*PROBLEM REQUIREMENTS*. If a line in the entries contains the word "text", list it.

*DATA FOR THE TASK*.

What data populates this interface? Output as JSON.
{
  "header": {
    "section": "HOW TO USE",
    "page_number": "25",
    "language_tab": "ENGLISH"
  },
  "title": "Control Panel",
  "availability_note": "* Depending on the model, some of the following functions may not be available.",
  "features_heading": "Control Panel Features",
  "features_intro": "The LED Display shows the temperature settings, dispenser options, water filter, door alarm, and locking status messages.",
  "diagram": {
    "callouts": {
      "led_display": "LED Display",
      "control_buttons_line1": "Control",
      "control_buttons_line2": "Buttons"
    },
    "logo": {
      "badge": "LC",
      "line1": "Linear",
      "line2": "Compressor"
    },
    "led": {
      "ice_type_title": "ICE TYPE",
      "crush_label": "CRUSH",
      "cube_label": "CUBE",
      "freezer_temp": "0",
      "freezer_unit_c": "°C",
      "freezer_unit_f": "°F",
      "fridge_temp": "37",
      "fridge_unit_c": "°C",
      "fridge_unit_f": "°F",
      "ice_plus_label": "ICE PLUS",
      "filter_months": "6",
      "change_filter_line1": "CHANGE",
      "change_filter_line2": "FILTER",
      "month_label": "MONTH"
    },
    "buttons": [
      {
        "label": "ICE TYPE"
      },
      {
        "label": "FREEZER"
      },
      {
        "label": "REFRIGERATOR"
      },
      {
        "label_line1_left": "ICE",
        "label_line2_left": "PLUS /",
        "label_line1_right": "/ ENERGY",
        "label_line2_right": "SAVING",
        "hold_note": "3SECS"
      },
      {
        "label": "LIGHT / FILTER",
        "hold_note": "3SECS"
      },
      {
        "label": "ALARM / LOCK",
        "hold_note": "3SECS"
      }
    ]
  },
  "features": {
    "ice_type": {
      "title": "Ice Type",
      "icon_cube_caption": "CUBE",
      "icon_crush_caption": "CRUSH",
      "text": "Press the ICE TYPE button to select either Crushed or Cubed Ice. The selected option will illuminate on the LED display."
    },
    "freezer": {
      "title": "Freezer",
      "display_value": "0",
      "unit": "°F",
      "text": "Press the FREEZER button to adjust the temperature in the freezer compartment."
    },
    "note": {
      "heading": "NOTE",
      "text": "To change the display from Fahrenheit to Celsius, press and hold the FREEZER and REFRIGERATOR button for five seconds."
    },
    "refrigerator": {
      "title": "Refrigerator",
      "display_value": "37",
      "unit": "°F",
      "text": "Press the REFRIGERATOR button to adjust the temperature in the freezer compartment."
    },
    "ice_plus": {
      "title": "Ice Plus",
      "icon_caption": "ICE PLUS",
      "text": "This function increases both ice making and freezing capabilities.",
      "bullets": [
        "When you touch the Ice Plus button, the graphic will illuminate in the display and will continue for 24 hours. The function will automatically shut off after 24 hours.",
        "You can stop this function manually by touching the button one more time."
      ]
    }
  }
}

*RESPONSE TO THIS EXERCISE*.
      "text": "Press the ICE TYPE button to select either Crushed or Cubed Ice. The selected option will illuminate on the LED display."
      "text": "Press the FREEZER button to adjust the temperature in the freezer compartment."
      "text": "To change the display from Fahrenheit to Celsius, press and hold the FREEZER and REFRIGERATOR button for five seconds."
      "text": "Press the REFRIGERATOR button to adjust the temperature in the freezer compartment."
      "text": "This function increases both ice making and freezing capabilities.",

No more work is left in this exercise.